● TRY IT
Every entry below must be retyped exactly, and the pictures must be left out.

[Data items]
Content starts
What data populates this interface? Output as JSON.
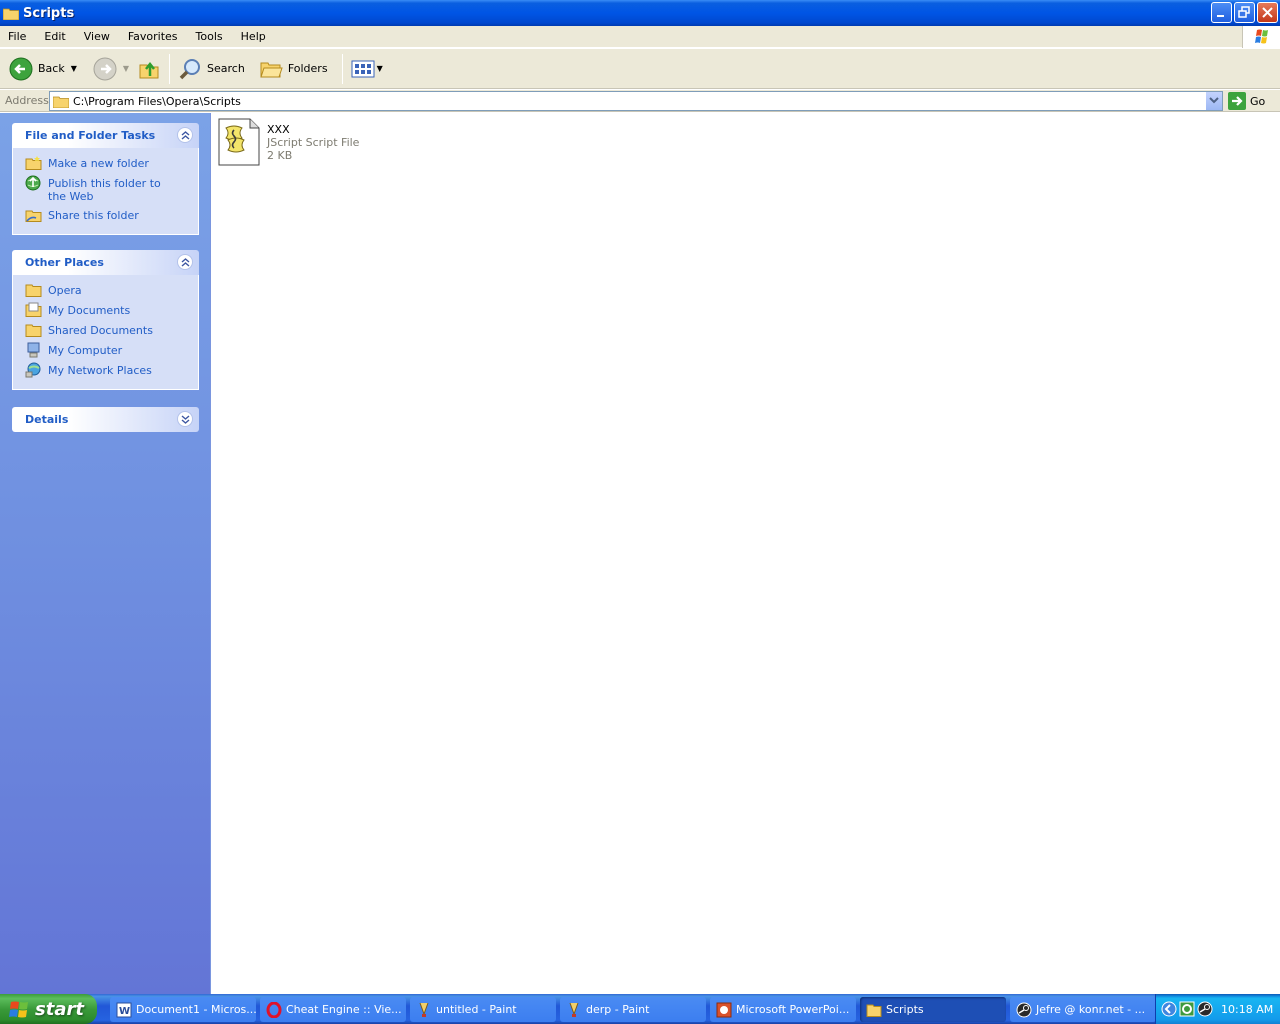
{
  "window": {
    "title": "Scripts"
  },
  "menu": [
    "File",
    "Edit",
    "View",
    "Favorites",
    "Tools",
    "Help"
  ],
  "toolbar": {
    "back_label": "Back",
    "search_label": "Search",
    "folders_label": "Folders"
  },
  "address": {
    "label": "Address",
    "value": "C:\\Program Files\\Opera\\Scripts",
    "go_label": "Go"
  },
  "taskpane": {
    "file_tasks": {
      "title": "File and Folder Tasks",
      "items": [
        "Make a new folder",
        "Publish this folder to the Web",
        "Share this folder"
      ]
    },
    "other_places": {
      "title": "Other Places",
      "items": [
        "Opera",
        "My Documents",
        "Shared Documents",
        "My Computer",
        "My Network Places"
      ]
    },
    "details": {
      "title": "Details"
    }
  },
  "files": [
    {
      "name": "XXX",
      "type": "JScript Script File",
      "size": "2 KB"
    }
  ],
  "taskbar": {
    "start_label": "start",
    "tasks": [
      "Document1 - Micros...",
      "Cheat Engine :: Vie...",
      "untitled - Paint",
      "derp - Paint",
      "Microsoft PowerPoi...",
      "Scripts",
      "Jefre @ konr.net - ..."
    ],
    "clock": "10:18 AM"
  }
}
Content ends
● RESPONSE TO THIS EXERCISE
What data populates this interface? Output as JSON.
{
  "window": {
    "title": "Scripts"
  },
  "menu": [
    "File",
    "Edit",
    "View",
    "Favorites",
    "Tools",
    "Help"
  ],
  "toolbar": {
    "back_label": "Back",
    "search_label": "Search",
    "folders_label": "Folders"
  },
  "address": {
    "label": "Address",
    "value": "C:\\Program Files\\Opera\\Scripts",
    "go_label": "Go"
  },
  "taskpane": {
    "file_tasks": {
      "title": "File and Folder Tasks",
      "items": [
        "Make a new folder",
        "Publish this folder to the Web",
        "Share this folder"
      ]
    },
    "other_places": {
      "title": "Other Places",
      "items": [
        "Opera",
        "My Documents",
        "Shared Documents",
        "My Computer",
        "My Network Places"
      ]
    },
    "details": {
      "title": "Details"
    }
  },
  "files": [
    {
      "name": "XXX",
      "type": "JScript Script File",
      "size": "2 KB"
    }
  ],
  "taskbar": {
    "start_label": "start",
    "tasks": [
      "Document1 - Micros...",
      "Cheat Engine :: Vie...",
      "untitled - Paint",
      "derp - Paint",
      "Microsoft PowerPoi...",
      "Scripts",
      "Jefre @ konr.net - ..."
    ],
    "clock": "10:18 AM"
  }
}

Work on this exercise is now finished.